As I was leaving, I glanced over at the pool and the man was still swimming. His arms cut through the water like the wings of a giant raptor soaring through the sky, savoring the freedom of movement.

The Miracle of Turkey Meatballs

I sit here at my desk half expecting Baxter to pad over and nudge for food. Or leap up onto the back of my chair and purr. It is too quiet—no scratching sounds in the litter box or on his digging board, no whining for us to move the baby gate so he can come downstairs. God, this one hurts.

I’ve spent too many sessions in the comfort room at the vet’s in recent years. We lost our rescue Westie, Vinnie, in June 2020 after a five-year battle with chronic liver disease. Shortly thereafter, a conflagration of health issues showed up in our shelter cat, Baxter, which turned into another marathon of daily medications. But a cat doesn’t take pills as easily as a dog.

There were times when Baxter, who was extremely resistant to taking pills, required medication four times a day. We’d spin the dial to see what he would prefer—deli ham or roast beef, cooked chicken, or melted cheese, or none of the above. He was over pill pockets long ago. Our daily lives were regulated by the exasperating process of pilling this cat. If he didn’t get the medication, his lungs could fill up with fluid, or he’d form a blood clot and die a painful death.

And then several months ago, we discovered the miracle of the turkey meatball. I had recently tried a recipe for turkey meatballs that involved crushed tortilla chips, salsa, and cheddar cheese. (Yeah, all the good stuff.) I took a chance at offering him a pill in a tiny piece of meatball, flattened out and spread with a dab of cream cheese.
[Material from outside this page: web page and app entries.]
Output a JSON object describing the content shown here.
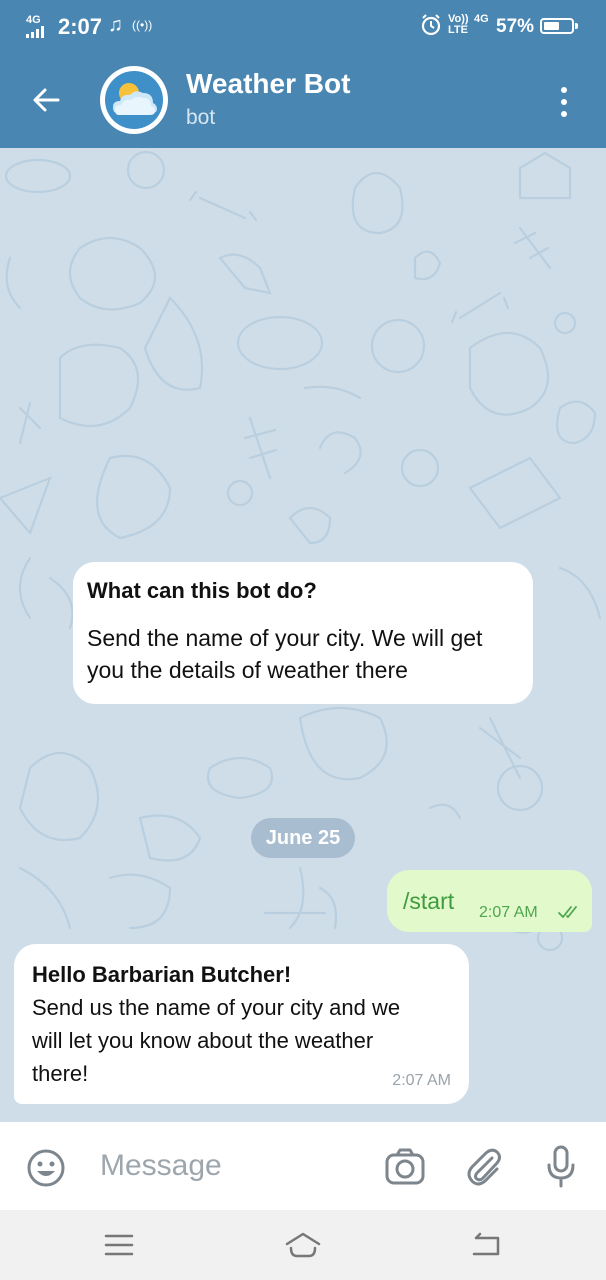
{
  "status_bar": {
    "network": "4G",
    "time": "2:07",
    "volte_top": "Vo))",
    "volte_bottom": "LTE",
    "data_type": "4G",
    "battery_percent": "57%",
    "battery_level": 0.57
  },
  "header": {
    "title": "Weather Bot",
    "subtitle": "bot"
  },
  "info_card": {
    "title": "What can this bot do?",
    "lines": [
      "Send the name of your city. We will get",
      "you the details of weather there"
    ]
  },
  "date_separator": "June 25",
  "messages": [
    {
      "direction": "outgoing",
      "text": "/start",
      "time": "2:07 AM",
      "status": "read"
    },
    {
      "direction": "incoming",
      "lines": [
        "Hello Barbarian Butcher!",
        "Send us the name of your city and we",
        "will let you know about the weather",
        "there!"
      ],
      "time": "2:07 AM"
    }
  ],
  "composer": {
    "placeholder": "Message",
    "value": ""
  },
  "icons": {
    "back": "arrow-left-icon",
    "avatar": "cloud-sun-icon",
    "menu": "more-vertical-icon",
    "emoji": "smiley-icon",
    "camera": "camera-icon",
    "attach": "paperclip-icon",
    "mic": "microphone-icon",
    "nav_recents": "recents-icon",
    "nav_home": "home-icon",
    "nav_back": "nav-back-icon"
  },
  "colors": {
    "header": "#4a86b2",
    "chat_background": "#cfdde8",
    "outgoing_bubble": "#e2f9cb",
    "outgoing_text": "#3e9b3e",
    "date_pill": "#a8bdcf"
  }
}
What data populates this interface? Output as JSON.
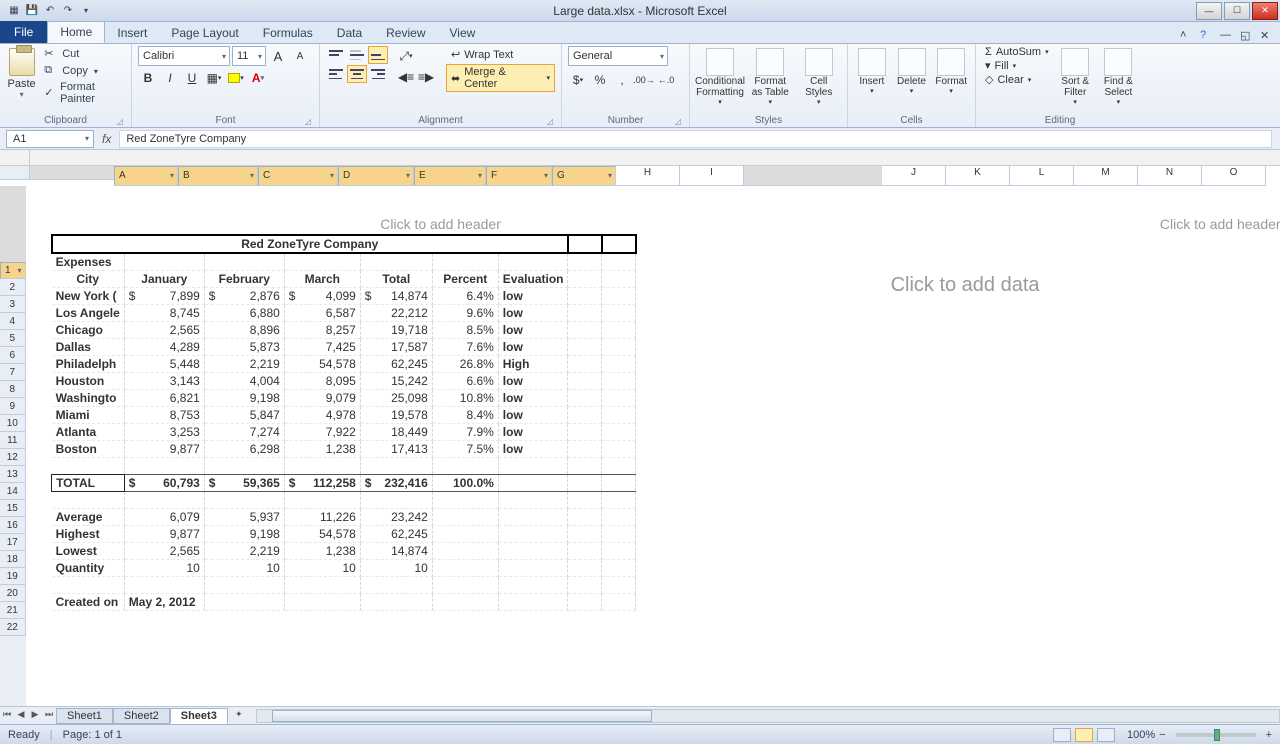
{
  "window": {
    "title": "Large data.xlsx - Microsoft Excel"
  },
  "tabs": {
    "file": "File",
    "items": [
      "Home",
      "Insert",
      "Page Layout",
      "Formulas",
      "Data",
      "Review",
      "View"
    ],
    "active": "Home"
  },
  "ribbon": {
    "clipboard": {
      "paste": "Paste",
      "cut": "Cut",
      "copy": "Copy",
      "format_painter": "Format Painter",
      "group": "Clipboard"
    },
    "font": {
      "name": "Calibri",
      "size": "11",
      "group": "Font"
    },
    "alignment": {
      "wrap": "Wrap Text",
      "merge": "Merge & Center",
      "group": "Alignment"
    },
    "number": {
      "format": "General",
      "group": "Number"
    },
    "styles": {
      "cond": "Conditional Formatting",
      "table": "Format as Table",
      "cell": "Cell Styles",
      "group": "Styles"
    },
    "cells": {
      "insert": "Insert",
      "delete": "Delete",
      "format": "Format",
      "group": "Cells"
    },
    "editing": {
      "autosum": "AutoSum",
      "fill": "Fill",
      "clear": "Clear",
      "sort": "Sort & Filter",
      "find": "Find & Select",
      "group": "Editing"
    }
  },
  "namebox": "A1",
  "formula": "Red ZoneTyre Company",
  "columns": [
    "A",
    "B",
    "C",
    "D",
    "E",
    "F",
    "G",
    "H",
    "I",
    "J",
    "K",
    "L",
    "M",
    "N",
    "O"
  ],
  "sheet": {
    "title": "Red ZoneTyre Company",
    "expenses_label": "Expenses",
    "headers": [
      "City",
      "January",
      "February",
      "March",
      "Total",
      "Percent",
      "Evaluation"
    ],
    "rows": [
      {
        "city": "New York (",
        "jan": "7,899",
        "feb": "2,876",
        "mar": "4,099",
        "total": "14,874",
        "pct": "6.4%",
        "eval": "low",
        "cur": true
      },
      {
        "city": "Los Angele",
        "jan": "8,745",
        "feb": "6,880",
        "mar": "6,587",
        "total": "22,212",
        "pct": "9.6%",
        "eval": "low"
      },
      {
        "city": "Chicago",
        "jan": "2,565",
        "feb": "8,896",
        "mar": "8,257",
        "total": "19,718",
        "pct": "8.5%",
        "eval": "low"
      },
      {
        "city": "Dallas",
        "jan": "4,289",
        "feb": "5,873",
        "mar": "7,425",
        "total": "17,587",
        "pct": "7.6%",
        "eval": "low"
      },
      {
        "city": "Philadelph",
        "jan": "5,448",
        "feb": "2,219",
        "mar": "54,578",
        "total": "62,245",
        "pct": "26.8%",
        "eval": "High"
      },
      {
        "city": "Houston",
        "jan": "3,143",
        "feb": "4,004",
        "mar": "8,095",
        "total": "15,242",
        "pct": "6.6%",
        "eval": "low"
      },
      {
        "city": "Washingto",
        "jan": "6,821",
        "feb": "9,198",
        "mar": "9,079",
        "total": "25,098",
        "pct": "10.8%",
        "eval": "low"
      },
      {
        "city": "Miami",
        "jan": "8,753",
        "feb": "5,847",
        "mar": "4,978",
        "total": "19,578",
        "pct": "8.4%",
        "eval": "low"
      },
      {
        "city": "Atlanta",
        "jan": "3,253",
        "feb": "7,274",
        "mar": "7,922",
        "total": "18,449",
        "pct": "7.9%",
        "eval": "low"
      },
      {
        "city": "Boston",
        "jan": "9,877",
        "feb": "6,298",
        "mar": "1,238",
        "total": "17,413",
        "pct": "7.5%",
        "eval": "low"
      }
    ],
    "total": {
      "label": "TOTAL",
      "jan": "60,793",
      "feb": "59,365",
      "mar": "112,258",
      "total": "232,416",
      "pct": "100.0%"
    },
    "stats": [
      {
        "label": "Average",
        "jan": "6,079",
        "feb": "5,937",
        "mar": "11,226",
        "total": "23,242"
      },
      {
        "label": "Highest",
        "jan": "9,877",
        "feb": "9,198",
        "mar": "54,578",
        "total": "62,245"
      },
      {
        "label": "Lowest",
        "jan": "2,565",
        "feb": "2,219",
        "mar": "1,238",
        "total": "14,874"
      },
      {
        "label": "Quantity",
        "jan": "10",
        "feb": "10",
        "mar": "10",
        "total": "10"
      }
    ],
    "created_label": "Created on",
    "created_value": "May 2, 2012"
  },
  "placeholders": {
    "header": "Click to add header",
    "data": "Click to add data"
  },
  "sheets": {
    "items": [
      "Sheet1",
      "Sheet2",
      "Sheet3"
    ],
    "active": "Sheet3"
  },
  "status": {
    "ready": "Ready",
    "page": "Page: 1 of 1",
    "zoom": "100%"
  }
}
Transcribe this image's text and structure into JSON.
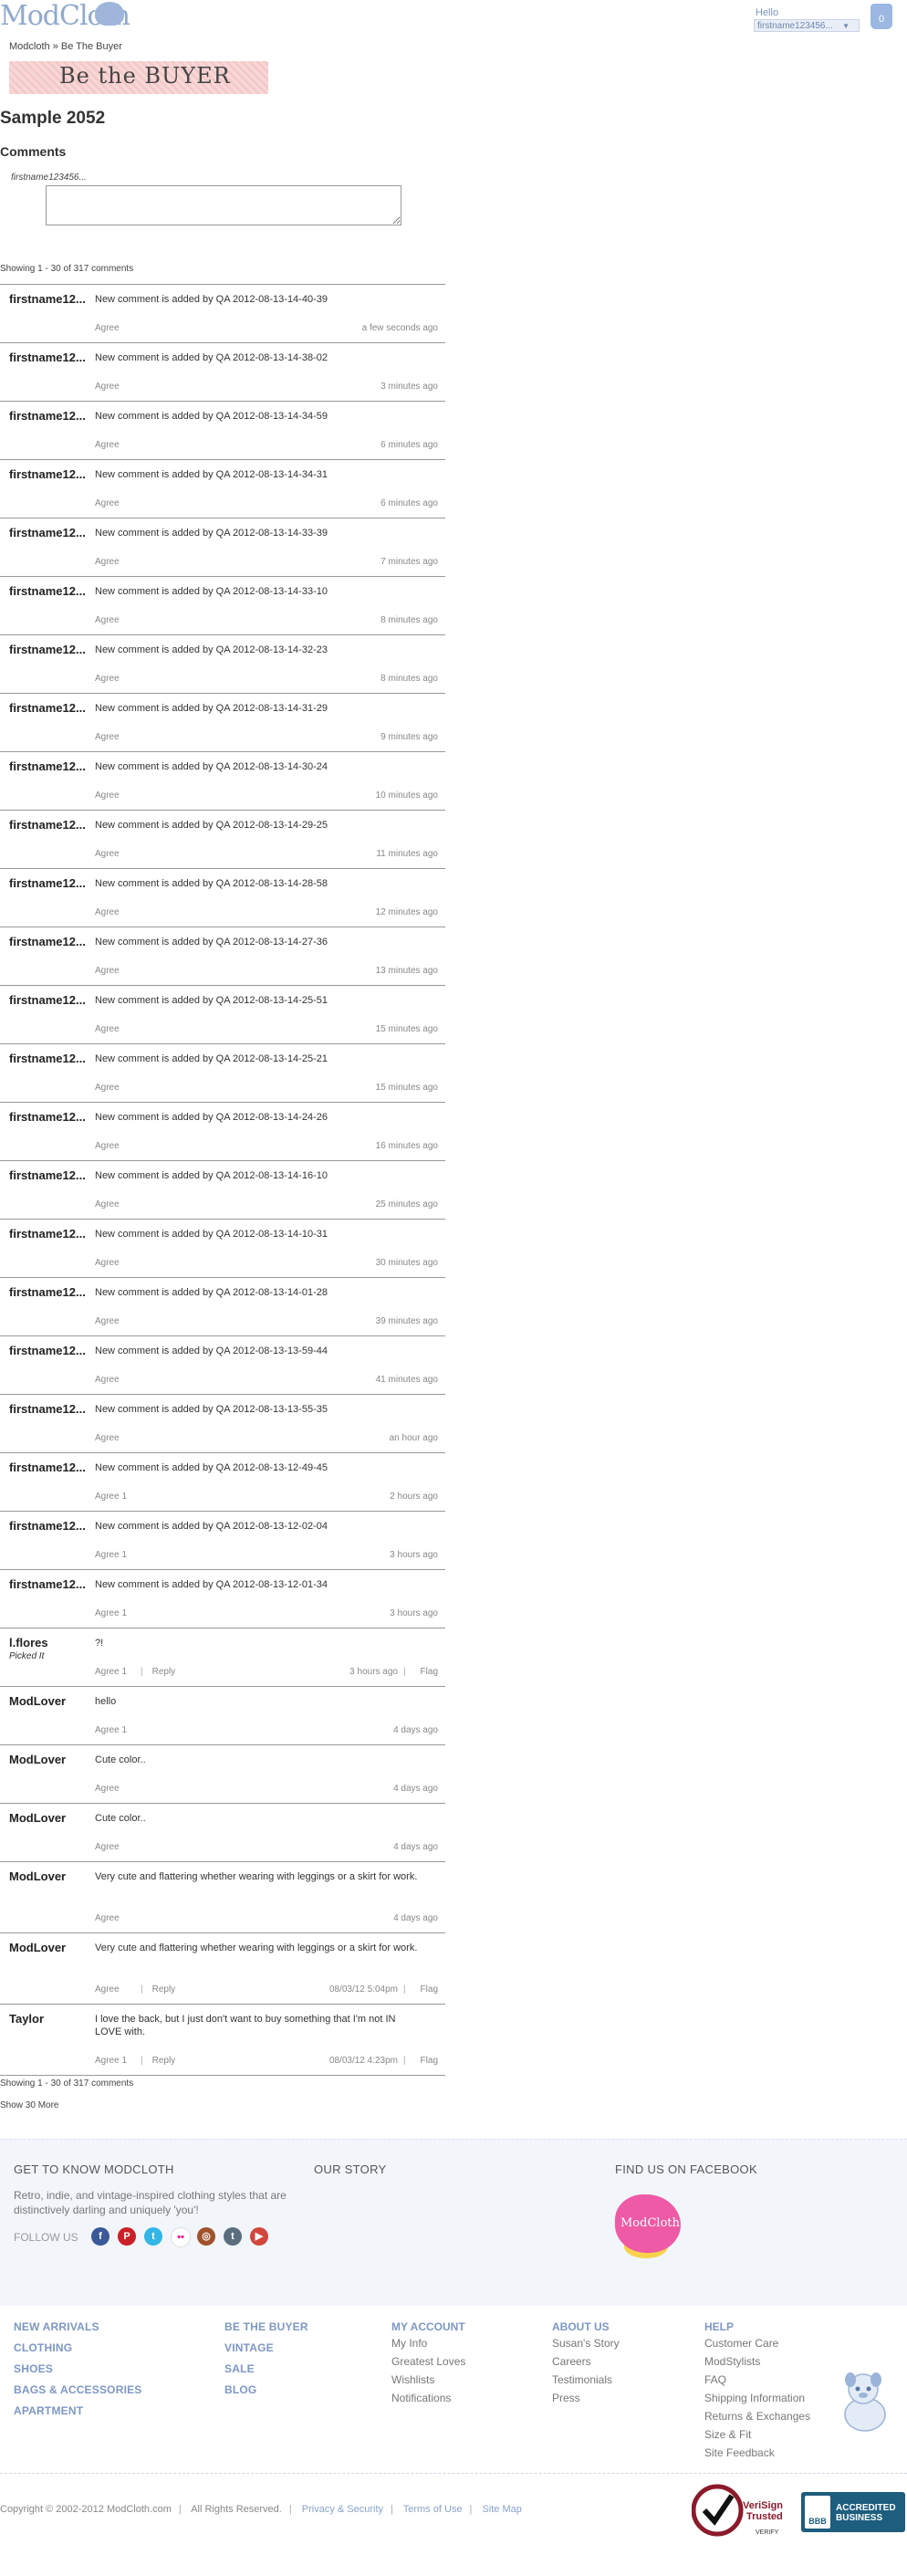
{
  "header": {
    "logo": "ModCloth",
    "greeting": "Hello",
    "user": "firstname123456...",
    "bag_count": "0",
    "breadcrumb": "Modcloth » Be The Buyer",
    "banner": "Be the BUYER"
  },
  "page": {
    "title": "Sample 2052",
    "comments_heading": "Comments",
    "compose_user": "firstname123456...",
    "showing_top": "Showing 1 - 30 of 317 comments",
    "showing_bottom": "Showing 1 - 30 of 317 comments",
    "show_more": "Show 30 More"
  },
  "comments": [
    {
      "name": "firstname12...",
      "text": "New comment is added by QA 2012-08-13-14-40-39",
      "agree": "Agree",
      "time": "a few seconds ago"
    },
    {
      "name": "firstname12...",
      "text": "New comment is added by QA 2012-08-13-14-38-02",
      "agree": "Agree",
      "time": "3 minutes ago"
    },
    {
      "name": "firstname12...",
      "text": "New comment is added by QA 2012-08-13-14-34-59",
      "agree": "Agree",
      "time": "6 minutes ago"
    },
    {
      "name": "firstname12...",
      "text": "New comment is added by QA 2012-08-13-14-34-31",
      "agree": "Agree",
      "time": "6 minutes ago"
    },
    {
      "name": "firstname12...",
      "text": "New comment is added by QA 2012-08-13-14-33-39",
      "agree": "Agree",
      "time": "7 minutes ago"
    },
    {
      "name": "firstname12...",
      "text": "New comment is added by QA 2012-08-13-14-33-10",
      "agree": "Agree",
      "time": "8 minutes ago"
    },
    {
      "name": "firstname12...",
      "text": "New comment is added by QA 2012-08-13-14-32-23",
      "agree": "Agree",
      "time": "8 minutes ago"
    },
    {
      "name": "firstname12...",
      "text": "New comment is added by QA 2012-08-13-14-31-29",
      "agree": "Agree",
      "time": "9 minutes ago"
    },
    {
      "name": "firstname12...",
      "text": "New comment is added by QA 2012-08-13-14-30-24",
      "agree": "Agree",
      "time": "10 minutes ago"
    },
    {
      "name": "firstname12...",
      "text": "New comment is added by QA 2012-08-13-14-29-25",
      "agree": "Agree",
      "time": "11 minutes ago"
    },
    {
      "name": "firstname12...",
      "text": "New comment is added by QA 2012-08-13-14-28-58",
      "agree": "Agree",
      "time": "12 minutes ago"
    },
    {
      "name": "firstname12...",
      "text": "New comment is added by QA 2012-08-13-14-27-36",
      "agree": "Agree",
      "time": "13 minutes ago"
    },
    {
      "name": "firstname12...",
      "text": "New comment is added by QA 2012-08-13-14-25-51",
      "agree": "Agree",
      "time": "15 minutes ago"
    },
    {
      "name": "firstname12...",
      "text": "New comment is added by QA 2012-08-13-14-25-21",
      "agree": "Agree",
      "time": "15 minutes ago"
    },
    {
      "name": "firstname12...",
      "text": "New comment is added by QA 2012-08-13-14-24-26",
      "agree": "Agree",
      "time": "16 minutes ago"
    },
    {
      "name": "firstname12...",
      "text": "New comment is added by QA 2012-08-13-14-16-10",
      "agree": "Agree",
      "time": "25 minutes ago"
    },
    {
      "name": "firstname12...",
      "text": "New comment is added by QA 2012-08-13-14-10-31",
      "agree": "Agree",
      "time": "30 minutes ago"
    },
    {
      "name": "firstname12...",
      "text": "New comment is added by QA 2012-08-13-14-01-28",
      "agree": "Agree",
      "time": "39 minutes ago"
    },
    {
      "name": "firstname12...",
      "text": "New comment is added by QA 2012-08-13-13-59-44",
      "agree": "Agree",
      "time": "41 minutes ago"
    },
    {
      "name": "firstname12...",
      "text": "New comment is added by QA 2012-08-13-13-55-35",
      "agree": "Agree",
      "time": "an hour ago"
    },
    {
      "name": "firstname12...",
      "text": "New comment is added by QA 2012-08-13-12-49-45",
      "agree": "Agree 1",
      "time": "2 hours ago"
    },
    {
      "name": "firstname12...",
      "text": "New comment is added by QA 2012-08-13-12-02-04",
      "agree": "Agree 1",
      "time": "3 hours ago"
    },
    {
      "name": "firstname12...",
      "text": "New comment is added by QA 2012-08-13-12-01-34",
      "agree": "Agree 1",
      "time": "3 hours ago"
    },
    {
      "name": "l.flores",
      "badge": "Picked It",
      "text": "?!",
      "agree": "Agree 1",
      "reply": "Reply",
      "time": "3 hours ago",
      "flag": "Flag"
    },
    {
      "name": "ModLover",
      "text": "hello",
      "agree": "Agree 1",
      "time": "4 days ago"
    },
    {
      "name": "ModLover",
      "text": "Cute color..",
      "agree": "Agree",
      "time": "4 days ago"
    },
    {
      "name": "ModLover",
      "text": "Cute color..",
      "agree": "Agree",
      "time": "4 days ago"
    },
    {
      "name": "ModLover",
      "text": "Very cute and flattering whether wearing with leggings or a skirt for work.",
      "agree": "Agree",
      "time": "4 days ago"
    },
    {
      "name": "ModLover",
      "text": "Very cute and flattering whether wearing with leggings or a skirt for work.",
      "agree": "Agree",
      "reply": "Reply",
      "time": "08/03/12 5:04pm",
      "flag": "Flag"
    },
    {
      "name": "Taylor",
      "text": "I love the back, but I just don't want to buy something that I'm not IN LOVE with.",
      "agree": "Agree 1",
      "reply": "Reply",
      "time": "08/03/12 4:23pm",
      "flag": "Flag"
    }
  ],
  "footer": {
    "get_to_know": "GET TO KNOW MODCLOTH",
    "description": "Retro, indie, and vintage-inspired clothing styles that are distinctively darling and uniquely 'you'!",
    "follow_us": "FOLLOW US",
    "our_story": "OUR STORY",
    "find_us": "FIND US ON FACEBOOK",
    "fb_logo": "ModCloth",
    "shop_links_1": [
      "NEW ARRIVALS",
      "CLOTHING",
      "SHOES",
      "BAGS & ACCESSORIES",
      "APARTMENT"
    ],
    "shop_links_2": [
      "BE THE BUYER",
      "VINTAGE",
      "SALE",
      "BLOG"
    ],
    "my_account": {
      "title": "MY ACCOUNT",
      "links": [
        "My Info",
        "Greatest Loves",
        "Wishlists",
        "Notifications"
      ]
    },
    "about_us": {
      "title": "ABOUT US",
      "links": [
        "Susan's Story",
        "Careers",
        "Testimonials",
        "Press"
      ]
    },
    "help": {
      "title": "HELP",
      "links": [
        "Customer Care",
        "ModStylists",
        "FAQ",
        "Shipping Information",
        "Returns & Exchanges",
        "Size & Fit",
        "Site Feedback"
      ]
    },
    "copyright": "Copyright © 2002-2012 ModCloth.com",
    "rights": "All Rights Reserved.",
    "privacy": "Privacy & Security",
    "terms": "Terms of Use",
    "sitemap": "Site Map",
    "verisign_1": "VeriSign",
    "verisign_2": "Trusted",
    "verisign_3": "VERIFY",
    "bbb_logo": "BBB",
    "bbb_1": "ACCREDITED",
    "bbb_2": "BUSINESS"
  },
  "colors": {
    "link_blue": "#7e97c4",
    "footer_bg": "#f2f6fb",
    "banner_pink": "#f4c9c9",
    "social": [
      "#3b5998",
      "#cb2027",
      "#33b5e5",
      "#ff0084",
      "#a0522d",
      "#5a6e7f",
      "#d3463d"
    ]
  },
  "icons": {
    "social": [
      "facebook-icon",
      "pinterest-icon",
      "twitter-icon",
      "flickr-icon",
      "instagram-icon",
      "tumblr-icon",
      "youtube-icon"
    ]
  }
}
Eureka! He loved them and seldom refused a pill offered in one of these meatballs. His health actually seemed to improve to the point that it was almost better than before all of these cardiac and metabolic issues started. He came downstairs more, started wandering around outside, ate well, and appeared to be a happy senior cat.

Until this week, when it was like a light in his body gradually flickered and then went out. He started leaving food in his bowl on Wednesday and by Friday was curled up in one of our closets, refusing all food. Apparently there were electrolyte and potassium level issues caused by the dosage of diuretics he was prescribed, and the vet wanted to try some form of potassium supplementation. But Baxter would not eat anything, including his beloved turkey meatballs, even after receiving an appetite stimulant at the vet’s. So we tearfully sent him home to Jesus this past weekend.

Our guest bathroom, which had become a sort of apartment for Baxter, is now stripped of its litter box,  packages of food and medications, and the giant roll of paper towels that we used to clean up his messy eating area (he had almost no teeth and dropped morsels of food everywhere.) My husband and I are both so very sad, and yet, we are grateful for the miracle of the turkey meatballs. They allowed us to get meds into him with minimal drama. He loved them, and he seemed almost rejuvenated during these last few months

Would that we all could experience the miracle of turkey meatballs when we reach that stage in life—something that tastes good and helps us take our medicine and for at least a little while, makes us purr with contentment.